The first Zeppelin was launched in 1900. These had a rigid skeleton and passenger compartment.
During WWI the Germans, French and Italians operated airships but they were abandoned by 1917 due to unreliability.
Britain developed the R33 and R34 rigid airships, which flew from 1919. The R34 was the first to make an east to west Atlantic crossing.
In 1929 the LZ 127 Graf Zeppelin made the first round the world flight. British journalist Grace Marguerite, Lady Hay Drummond-Hay was on board and became the first woman to circumnavigate the world by air.
Airships were poorly equipped to deal with adverse weather and crashes and fatalities were common.
By the mid-1930s Germany was the only country pursuing airships. The Hindenburg disaster in 1937, which killed 37 people was the death knell.
The U.S used airships during WW2 for military purposes but post-war they have mainly been restricted to advertising.
The payloads are carried inside the outer envelope of the balloon, which is only one sixteenth of an inch thick yet 10 times stronger than steel. It is made from a type of Kevlar, which is the tough material used to make bulletproof vests.
Mr Lawson, said:'If you hit a hard landing, the airship is just going to kind of bounce.'
Although the airship only has a top speed of 80MPH it can take-off and land vertically. The craft is also able to hover over an area for up to a week at a time - something neither airplanes or satellites cannot manage.
The craft could therefore keep a close watch on oil spills like the one in the Gulf of Mexico or monitor pirates off the coast of Somalia.
It could also serve as a near space satellite for broadcast communications, missile defense warnings, weather monitoring and geophysical surveys.
In fact its first mission planned for later this year, will be a joint project of Nasa and Old Dominion University, which will measure moisture content in soil.
Mr Lawson said he was confident that airships had a future in the 21st century, despite their bad press in the past.
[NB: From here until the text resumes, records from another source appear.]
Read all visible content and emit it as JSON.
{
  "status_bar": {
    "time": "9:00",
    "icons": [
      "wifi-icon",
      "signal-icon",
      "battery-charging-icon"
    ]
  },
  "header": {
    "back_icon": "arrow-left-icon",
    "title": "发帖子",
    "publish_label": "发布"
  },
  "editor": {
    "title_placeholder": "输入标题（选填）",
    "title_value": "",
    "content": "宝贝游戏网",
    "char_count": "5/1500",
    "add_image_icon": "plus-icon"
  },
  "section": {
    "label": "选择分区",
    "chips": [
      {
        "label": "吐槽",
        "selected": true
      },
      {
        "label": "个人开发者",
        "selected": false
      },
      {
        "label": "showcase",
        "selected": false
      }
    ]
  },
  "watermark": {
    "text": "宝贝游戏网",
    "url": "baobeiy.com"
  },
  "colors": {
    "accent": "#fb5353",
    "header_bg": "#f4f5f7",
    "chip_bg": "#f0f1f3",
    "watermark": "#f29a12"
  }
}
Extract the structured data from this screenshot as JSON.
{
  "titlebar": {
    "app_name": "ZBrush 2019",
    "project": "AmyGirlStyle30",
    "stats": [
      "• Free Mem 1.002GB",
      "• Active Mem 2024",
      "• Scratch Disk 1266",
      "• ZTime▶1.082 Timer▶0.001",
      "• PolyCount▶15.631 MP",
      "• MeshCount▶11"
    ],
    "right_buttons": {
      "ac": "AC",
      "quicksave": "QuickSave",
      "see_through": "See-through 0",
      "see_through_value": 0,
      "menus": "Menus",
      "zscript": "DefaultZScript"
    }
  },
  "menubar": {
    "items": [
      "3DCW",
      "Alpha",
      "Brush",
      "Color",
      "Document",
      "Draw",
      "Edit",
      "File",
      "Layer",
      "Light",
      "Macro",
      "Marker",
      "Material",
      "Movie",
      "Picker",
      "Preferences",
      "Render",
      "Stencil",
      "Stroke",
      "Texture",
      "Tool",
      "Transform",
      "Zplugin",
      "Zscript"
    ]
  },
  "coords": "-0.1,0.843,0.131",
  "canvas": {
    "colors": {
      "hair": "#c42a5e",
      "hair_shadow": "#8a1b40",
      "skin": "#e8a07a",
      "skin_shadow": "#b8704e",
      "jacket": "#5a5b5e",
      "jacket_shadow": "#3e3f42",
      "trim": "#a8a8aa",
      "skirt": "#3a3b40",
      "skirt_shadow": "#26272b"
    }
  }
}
His business acquired '21st Century Airships' in November 2009, which was the world's leading airship research and development company.
The merged firm has already built and flown 14 prototypes, but the Bullet is their first commercial craft.
'Airships have undergone surprisingly little evolution throughout their more than 150-year history, and this is what makes our E-Green proprietary designs so desirable to government and commercial customers,' he said.
'Our airships are radically different designs that move beyond the performance limitations of traditional blimps or zepplins by combing advanced technology with simple construction and the ability to fuel with algae, protecting our environment.'
Algae is the latest biofuel exciting scientists. It draws carbon dioxide from the atmosphere when it grows and when the derived fuel is burned this same CO2 is released, making the fuel theoretically zero-carbon. Algae farms can also be created using brackish and waste water.
The Bullet also has a Water Condensate Recovery System, which reduces the need for helium replenishment.
The Bullet's first test flights are planned for this summer and the ship will be piloted by Captain Allan Judd who has been at the helm of smaller airships since 1986.
The airship took six hours to fill with helium gas